The owners at Villa are clearly ambitious people, and their appointment of Steven Gerrard as Smith’s replacement shows a vision that having an England legend as manager will lend more status and credibility to them as a Premier League sides, regardless of the results he will bring. Norwich almost went down this route with Frank Lampard, before the former Chelsea manager pulled out of negotiations. Smith has been described in recent days as a “pragmatist,” owing to the fact that he may not be the most glamourous manager around, but at least he brings results.
In this regard, he’s exactly what Norwich needed. A manager with an established record in the Premier League who plays a good attacking style of football, and who can get the best out of the talent he has if he’s given the freedom to do so. Given Norwich’s position in the table, he’s arguably the best the Canaries could have got at this point, and his sacking couldn’t have come more conveniently.
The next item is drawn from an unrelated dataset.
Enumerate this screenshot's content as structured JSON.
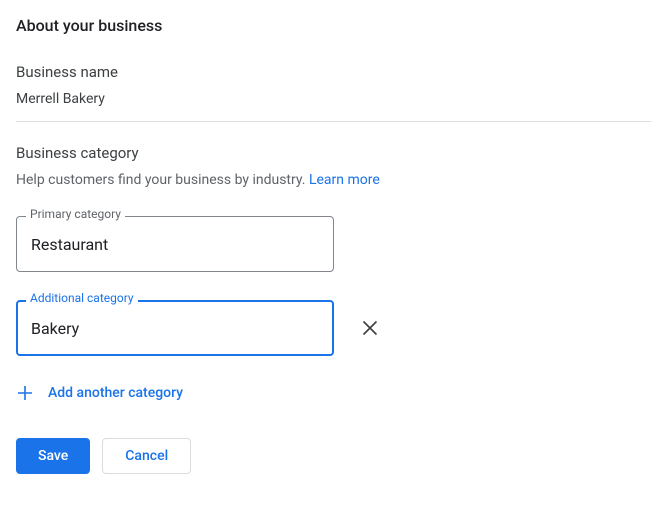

So, what will Smith bring to Norwich?
Of course, this is a question that will only be answered once Smith has overseen his first few games in the dugout – all winnable fixtures, with home ties against Southampton and Wolves before a trip to the north to face Newcastle. Three wins here and suddenly the table will look very different.
But how will Smith seek to accomplish this? Well, Norwich went into the international break off the high of gaining their first win of the season against Brentford, so despite Farke’s sacking there is still plenty of momentum to ride on. He’s overseen a couple of training sessions and done all his introductory media stuff, and it looks as though he’s settled in quickly, and should already have an idea of the sort of team he wants to play. As previously mentioned, not only does he have a squad of players riding high off a first win of the season, he’s also got Gilmour and Cantwell looking to make an impact. Gilmour especially given Scotland’s results in the break.
I think everyone is hoping that Smith will set up his team to go on the front foot, get stuck in and drive forward at pace, making the most of his best creative and defensive talents. Given that the spontaneous 5-3-2 Farke adopted for a few games was set up to not lose but also not win, I also think everyone can hope for more defensive stability under big Dean. His Villa side did have their defensive lapses, but they were overall solid at the back, built on a foundation of the resurgent Martínez in goal, the indomitable Mings alongside Ezri Konsa, and the dangerous forward runs of Matt Targett on the left and Poland’s finest, Matty Cash on the right. Hopefully we see something similar at Carrow Road, but with less of a reliance on Tim Krul to bail us out of trouble. City have got some fine attacking full-backs in the guise of Aarons, Giannoulis, and Williams, and hopefully we see a successful centre-back pairing formed between one of the hard nuggets and one of the ballers. My preference is a Hanley-Omobamidele pairing, but feel free to disagree with me. You probably will.
Only time will tell whether Dean Smith will be a success at Carrow Road. He’s a surprise appointment to be sure, but a welcome one. I think for now City fans have faith in a man with a proven Premier League track record, who when given his chance can get the best out of his players, and a humble pragmatist with a winning mentality.
Come on, Dean. Let’s be ‘aving ya.